Chehalem Ridge Natural Area in Tualatin Valley Protected

Metro has purchased from the Trust from Public Land 1,143 acres of forestland in the Chehalem Mountains of the Tualatin Valley — the largest acquisition in the history of the Portland region’s two voter-approved natural area bond measures.

The new Chehalem Ridge Natural Area, south of Forest Grove, is one of the metropolitan area’s biggest remaining swaths of undeveloped forest. At about the size of Oxbow Regional Park, the property is positioned to protect water quality and wildlife habitat in the Tualatin River Basin and serve as a scenic and recreational resource for the region.

“This acquisition nearly doubles the amount of land the Metro Council has protected with the latest bond measure, but Chehalem Ridge is much more than a number,” Metro Council President David Bragdon said. “It’s also a milestone in terms of scenery, restoration potential and partnerships.”

The acquisition was a team effort.

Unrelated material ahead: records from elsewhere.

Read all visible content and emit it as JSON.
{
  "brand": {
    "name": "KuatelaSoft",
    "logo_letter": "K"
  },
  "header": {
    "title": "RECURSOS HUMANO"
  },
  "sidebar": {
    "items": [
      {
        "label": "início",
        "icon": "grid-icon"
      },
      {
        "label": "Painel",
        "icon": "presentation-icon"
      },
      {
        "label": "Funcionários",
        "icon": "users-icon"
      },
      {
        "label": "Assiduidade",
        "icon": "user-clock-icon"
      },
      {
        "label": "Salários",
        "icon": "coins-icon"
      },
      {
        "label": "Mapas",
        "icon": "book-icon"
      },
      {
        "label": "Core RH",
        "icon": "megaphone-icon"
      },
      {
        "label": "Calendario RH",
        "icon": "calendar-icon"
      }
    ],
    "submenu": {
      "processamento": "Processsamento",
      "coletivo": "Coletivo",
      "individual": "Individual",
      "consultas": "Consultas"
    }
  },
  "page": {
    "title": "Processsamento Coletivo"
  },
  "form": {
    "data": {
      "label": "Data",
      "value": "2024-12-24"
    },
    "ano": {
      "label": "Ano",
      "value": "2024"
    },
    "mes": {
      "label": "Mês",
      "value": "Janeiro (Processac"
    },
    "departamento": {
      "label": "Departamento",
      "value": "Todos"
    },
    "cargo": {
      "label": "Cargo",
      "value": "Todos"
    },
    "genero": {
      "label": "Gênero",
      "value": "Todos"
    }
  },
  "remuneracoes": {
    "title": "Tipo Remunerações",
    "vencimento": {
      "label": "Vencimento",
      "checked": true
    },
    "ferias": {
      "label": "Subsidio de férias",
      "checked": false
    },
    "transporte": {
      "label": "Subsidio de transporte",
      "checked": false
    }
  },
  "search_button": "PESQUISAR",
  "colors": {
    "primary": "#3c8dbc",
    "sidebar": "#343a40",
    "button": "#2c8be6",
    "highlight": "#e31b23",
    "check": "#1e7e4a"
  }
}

Metro bought the property on Thursday from The Trust for Public Land, a nonprofit conservation group. The Trust for Public Land negotiated a deal with the land’s longtime owner, Portland-based Stimson Lumber Co.

Straddling the top of Chehalem Ridge, the new natural area provides panoramic views of surrounding farmland and five Cascade mountain peaks: Rainier, St. Helens, Adams, Hood and Jefferson.

A young Douglas fir forest dominates the property. Cedar, hemlock and grand fir can be found in the drainages on the cooler, eastern side of the ridge. Oak-madrone woodlands, which are increasingly rare in the northern Willamette Valley, make an appearance on south- and west-facing slopes.

Chehalem Ridge is the starting point for a network of streams that flow to the Tualatin River, which provides drinking water for 200,000 people. This feature creates opportunities for Metro to improve water quality beyond the natural area’s property line.

“This property is extraordinary,” said Metro Councilor Kathryn Harrington, who represents the western part of the region in District 4. “”It’s exciting to think that we’ve protected another natural area of this size, scale and quality in Washington County. It’s a success for residents of the entire region.”

Chehalem Ridge will complement bird and wildlife viewing opportunities planned at the nearby U.S. Fish and Wildlife Refuge at Wapato Lake.

The Metro Council’s goals for land acquisition in this area include the potential for recreational uses. At Chehalem Ridge, an existing gravel and dirt road network could form the basis for a future trail system. For now, Metro’s science staff will develop a plan to guide forest management practices, habitat restoration and appropriate interim opportunities for the public to experience Chehalem Ridge. (For details, stay tuned at

The Trust for Public Land has pledged $90,000 toward land management and stewardship during the first three years. Helping secure the acquisition and continuing to support Chehalem Ridge makes sense as the Portland region invests in its natural environment, said the group’s Oregon director, Geoff Roach. He sees this acquisition as an emblem of The Intertwine, a new movement to connect the region’s parks, trails and natural areas and create a common identity.

“We are delighted to be working in a region where business leaders, local government and nonprofits are encouraged to collaborate on land conservation,” Roach said. “Love of nature is at the core of this region’s outstanding quality of life. The Intertwine is leading the country in breaking down organizational and jurisdictional barriers to create, protect and enhance a world-class system of parks, trails and natural areas for everyone to enjoy – and Chehalem’s a result.”

The Metro Council’s voter-approved 2006 Natural Areas Program funds land acquisition and capital improvements that protect water quality and fish and wildlife habitat, enhance trails and wildlife corridors and provide greater connections to nature in neighborhoods throughout the Portland metropolitan area. For more information about this program or other habitat restoration projects at Metro’s natural areas, visit

Metro, the regional government that serves 1.4 million people who live in the 25 cities and three counties of the Portland metropolitan area, provides planning and other services that protect the nature and livability of our region.